This summer, Patch will be partnering with the Dow Jones News Fund to provide their summer interns with a unique experience: Interns will complete a week-long training program at Western Kentucky University before heading back to their prospective posts across the country. Not only are travel expenses and housing covered, interns get an hourly wage and will receive a $1000 scholarship upon completing the program.
All in all, about 40 students will be selected in 18 states. The program will have two start dates: early June through August and mid-June through the first week of September. “[We're looking for] someone who’s really passionate about community journalism,” Andi Morrison, college recruiter at Patch, told 10,000 Words. “That kind of entrepreneurial spirit is the first thing I really look for.” To apply, students should have some online journalism experience, whether it’s writing for campus media or freelancing for a local news outlet.
Once they’ve been accepted, interns will travel to Western Kentucky University for the week-long training program, in collaboration with the Dow Jones News Fund. Though this program has been going on for several years, this is the first year it will be Patch-specific. “[The students] already have basic journalism skills,” said Pam McAllister Johnson, journalism professor at Western Kentucky University and director of digital workshops at the Dow Jones News Fund. “What we want to do is show them how to apply those skills in the newsroom.”
Students are divided into groups of three, and each team will work on a piece of enterprise journalism. The program is modeled after a real newsroom, and “true to journalists, they are very competitive against the other teams,” said Johnson. Interns will select a news enterprise topic, and by the end of the week, have completed the main story, plus audio, data, video and photography elements to go along with it. The final product will be published on the DJNF’s website. You can see some of the past projects here, here and here. “We try to stay ahead of what the industry wants in terms of skills,” said Johnson, noting that there are seminars on data visualization, SEO and mobile (among others). There are also a handful of specialists walking around to answer any queries that arise during the process.

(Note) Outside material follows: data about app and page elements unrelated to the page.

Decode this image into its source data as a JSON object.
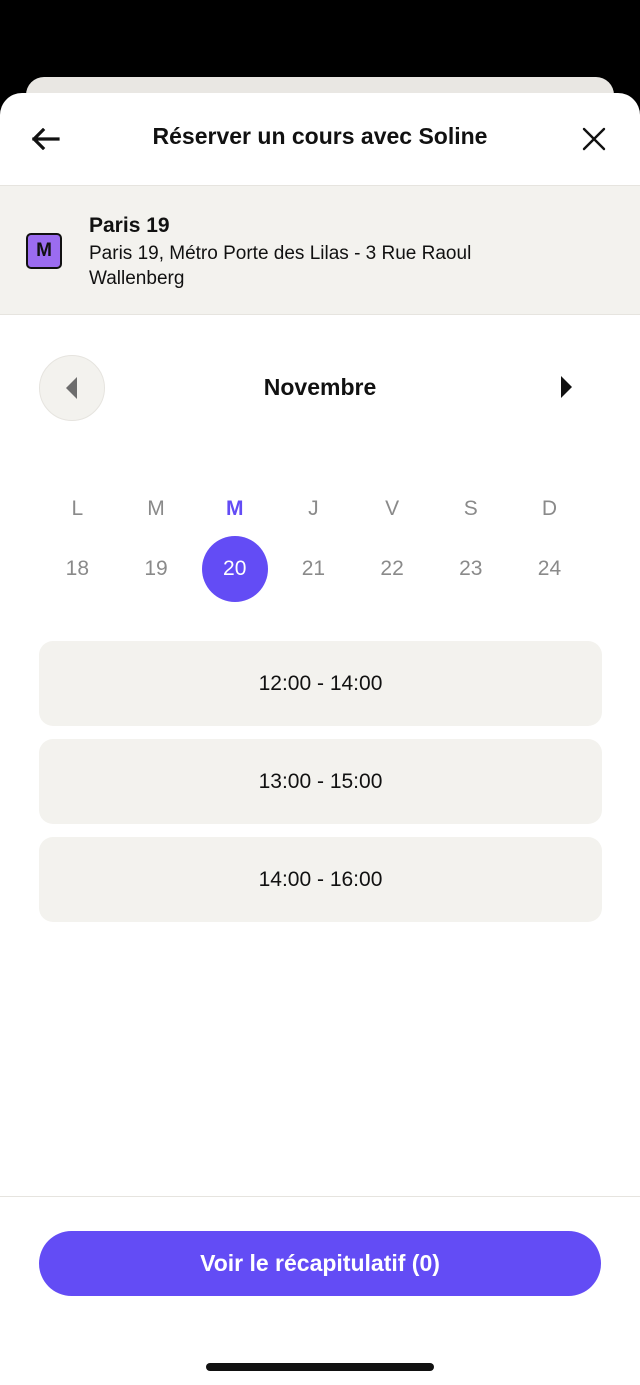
{
  "header": {
    "title": "Réserver un cours avec Soline"
  },
  "location": {
    "badge": "M",
    "name": "Paris 19",
    "address": "Paris 19, Métro Porte des Lilas - 3 Rue Raoul Wallenberg"
  },
  "calendar": {
    "month": "Novembre",
    "weekdays": [
      "L",
      "M",
      "M",
      "J",
      "V",
      "S",
      "D"
    ],
    "dates": [
      "18",
      "19",
      "20",
      "21",
      "22",
      "23",
      "24"
    ],
    "selected_index": 2
  },
  "slots": [
    "12:00 - 14:00",
    "13:00 - 15:00",
    "14:00 - 16:00"
  ],
  "cta": {
    "label": "Voir le récapitulatif (0)"
  },
  "colors": {
    "accent": "#634cf5",
    "surface": "#f3f2ee",
    "metro_badge": "#9b6cf0"
  }
}
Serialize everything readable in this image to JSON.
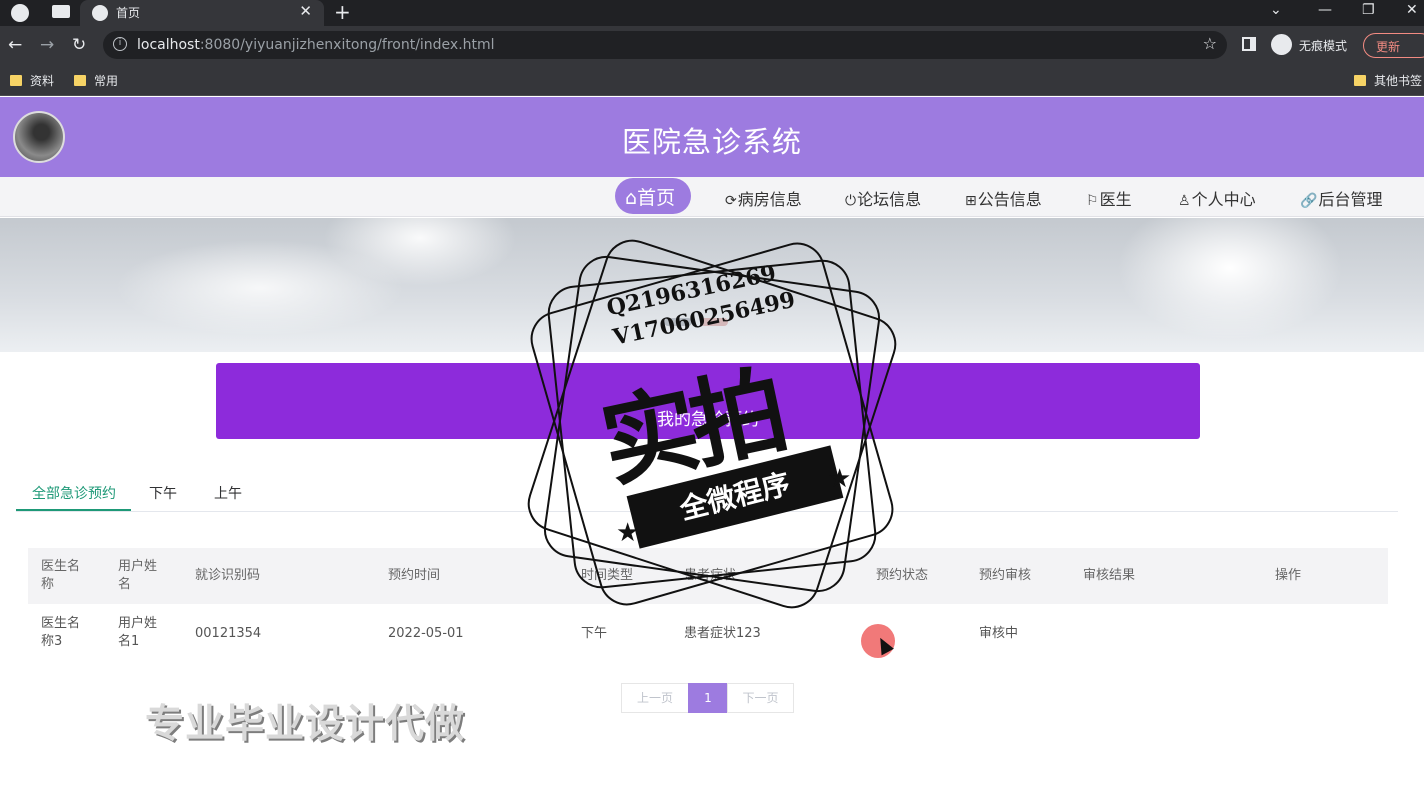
{
  "browser": {
    "tab_title": "首页",
    "url_host": "localhost",
    "url_rest": ":8080/yiyuanjizhenxitong/front/index.html",
    "incognito_label": "无痕模式",
    "update_label": "更新",
    "bookmarks": [
      "资料",
      "常用"
    ],
    "other_bookmarks": "其他书签"
  },
  "header": {
    "title": "医院急诊系统"
  },
  "nav": {
    "items": [
      {
        "label": "首页",
        "icon": "home-icon"
      },
      {
        "label": "病房信息",
        "icon": "refresh-icon"
      },
      {
        "label": "论坛信息",
        "icon": "power-icon"
      },
      {
        "label": "公告信息",
        "icon": "grid-icon"
      },
      {
        "label": "医生",
        "icon": "flag-icon"
      },
      {
        "label": "个人中心",
        "icon": "user-icon"
      },
      {
        "label": "后台管理",
        "icon": "link-icon"
      }
    ]
  },
  "section": {
    "title_line1": "",
    "title_line2": "我的急诊预约"
  },
  "tabs": [
    "全部急诊预约",
    "下午",
    "上午"
  ],
  "table": {
    "headers": [
      "医生名称",
      "用户姓名",
      "就诊识别码",
      "预约时间",
      "时间类型",
      "患者症状",
      "预约状态",
      "预约审核",
      "审核结果",
      "操作"
    ],
    "rows": [
      [
        "医生名称3",
        "用户姓名1",
        "00121354",
        "2022-05-01",
        "下午",
        "患者症状123",
        "",
        "审核中",
        "",
        ""
      ]
    ]
  },
  "pagination": {
    "prev": "上一页",
    "current": "1",
    "next": "下一页"
  },
  "overlay": {
    "watermark": "专业毕业设计代做",
    "stamp_contact1": "Q2196316269",
    "stamp_contact2": "V17060256499",
    "stamp_big": "实拍",
    "stamp_ribbon": "全微程序"
  },
  "colors": {
    "header": "#9d7be0",
    "section_bar": "#8d2bdb",
    "tab_active": "#1e9977"
  }
}
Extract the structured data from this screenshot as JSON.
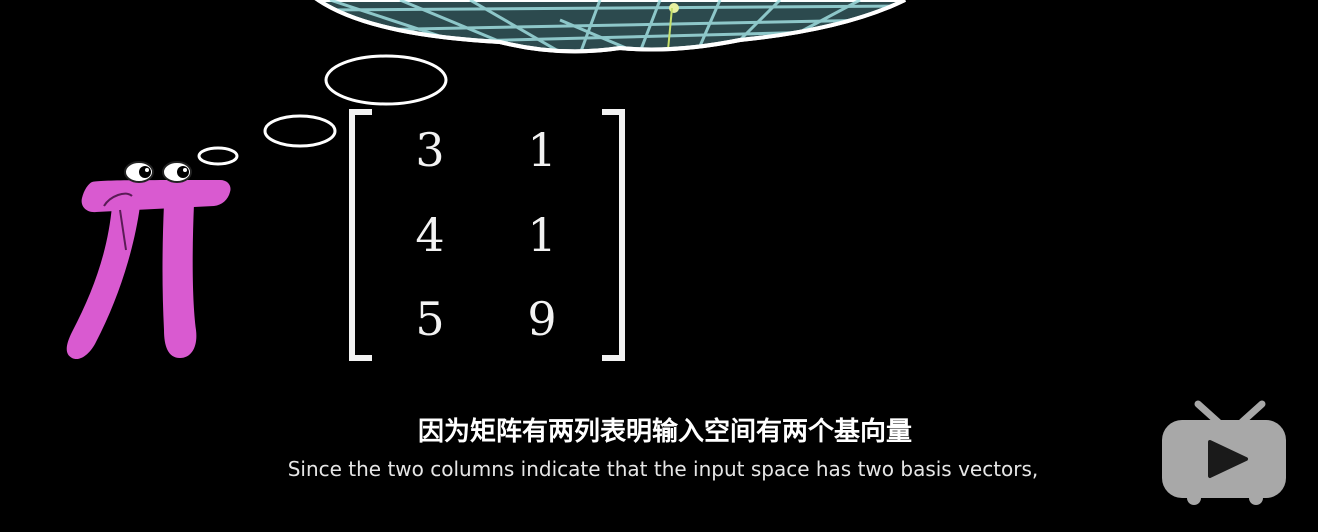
{
  "matrix": {
    "rows": [
      [
        "3",
        "1"
      ],
      [
        "4",
        "1"
      ],
      [
        "5",
        "9"
      ]
    ]
  },
  "subtitles": {
    "chinese": "因为矩阵有两列表明输入空间有两个基向量",
    "english": "Since the two columns indicate that the input space has two basis vectors,"
  },
  "icons": {
    "character": "pi-creature-icon",
    "thought_bubble": "thought-bubble-icon",
    "player_logo": "tv-play-icon"
  },
  "colors": {
    "background": "#000000",
    "pi_creature": "#d95ad0",
    "grid_lines": "#9fdde0",
    "bubble_fill": "#2c4a4e",
    "logo": "#a8a8a8"
  }
}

After completing the training program, interns go back to their prospective locations. Morrison said that interns can expect to assume a role similar to that of a junior editor or associate editor: pitching stories, covering events, social media and community engagement. “They can expect to get 75 to 100 bylines over the course of the summer, from breaking news to longer form pieces,” she said.
While Patch regularly hires former interns after they graduate, there’s obviously not enough positions for everyone. Part of the reason for this collaboration is that the DJNF has a strong alumni network for recent grads to reach out to. “We’re creating strong journalists to go out into the field whether that’s at Patch or elsewhere,” said Morrison.
- $5,000 Top Prize for Gannett Foundation’s Al Neuharth Award for Investigative Journalism
- President of Hearst Newspapers on the Importance of Hiring Quality Journos
- Pew Study: Statehouse News Coverage Dropping, Shifting
- Jonathan Geller of Boy Genius Report on the Keys to a Great Tech Site